“'The Others' have always been the favorable targets for rage and xenophobia to blame someone... for centuries from the Chinese in [America in] the 1800s, then the Japanese [during] WW2, to Detroit in the 1970s with Vincent Chin murdered for the rise in Japanese Auto Manufacturing, through now with the COVID and blame. Star Trek was the first series in the 1960s to paint a picture of what the Universe can look like [with] part of a crew in it together. I was honored to be given the role of Vice Admiral Nakamura who was a peer to Picard on TNG. That creative act [alone] broke so many boundaries of images of how people are viewed and judged! We continue to battle the dark forces by showing the diversity of our country and the world on the screen for all to see and model #TheMoreYouSeeTheMoreYouLearn. We must continue to engage and fight the dark forces, because there is no such thing as Futility in Resistance!” — Clyde Kusatsu
Brian Tochi — “Ray Tsing Tao,” Star Trek: The Original Series; “Ensign Lin,” Star Trek: The Next Generation
“It’s so terrible to even hear about the rise in violence. What can anyone say, but how sad a state we are in for this to happen to anyone. Very simply: love one another. Love your fellow human beings, we’re all valuable. That’s what it’s all about, I think. If we could focus on loving one another, the world would certainly be a much better place. If we focus on love, that love can go out from our planet and reach every galaxy in the universe.” — Brian Tochi
For resources on stopping anti-AAPI violence and discrimination, visit Stop AAPI Hate. For daily lessons on fighting systemic racism, subscribe to Anti-Racism Daily.
Mike Chen (he/hiim) is a science fiction writer who also writes about his favorite science fiction. His latest novel WE COULD BE HEROES (January 26, 2021 - HarperCollins) is about the unlikely friendship between a reluctant supervillain and a mediocre superhero. In other words, it’s perfect holodeck fodder for Bashir and Garak. Follow him on Twitter @mikechenwriter.

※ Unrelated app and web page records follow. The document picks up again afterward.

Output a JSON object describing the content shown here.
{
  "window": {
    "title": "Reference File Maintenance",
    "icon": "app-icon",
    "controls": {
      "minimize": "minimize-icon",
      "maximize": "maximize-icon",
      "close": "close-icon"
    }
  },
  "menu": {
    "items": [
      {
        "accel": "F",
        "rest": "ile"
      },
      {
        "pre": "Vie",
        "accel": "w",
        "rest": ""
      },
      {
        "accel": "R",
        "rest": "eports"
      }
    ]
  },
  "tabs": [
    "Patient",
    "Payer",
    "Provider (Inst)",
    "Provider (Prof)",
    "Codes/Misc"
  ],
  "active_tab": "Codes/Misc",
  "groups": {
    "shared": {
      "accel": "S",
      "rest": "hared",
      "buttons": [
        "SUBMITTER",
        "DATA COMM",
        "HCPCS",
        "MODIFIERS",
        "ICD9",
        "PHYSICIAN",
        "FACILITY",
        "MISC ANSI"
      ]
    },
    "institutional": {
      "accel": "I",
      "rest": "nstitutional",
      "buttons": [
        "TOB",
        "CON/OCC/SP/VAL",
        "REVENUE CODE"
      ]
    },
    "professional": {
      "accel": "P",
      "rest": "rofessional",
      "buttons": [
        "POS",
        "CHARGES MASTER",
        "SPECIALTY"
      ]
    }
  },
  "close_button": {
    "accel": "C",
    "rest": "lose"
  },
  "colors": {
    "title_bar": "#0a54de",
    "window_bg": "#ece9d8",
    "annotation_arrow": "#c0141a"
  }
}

Jay Stobie (he/him) is a freelance writer who has contributed articles to the official Star Trek website and Star Trek Magazine, as well as to Star Wars Insider and the official Star Wars website. Jay also serves as a part-time assistant and consultant advising many actors and creatives who work on his favorite sci-fi shows and films. He can be found on Twitter and Instagram at @StobiesGalaxy.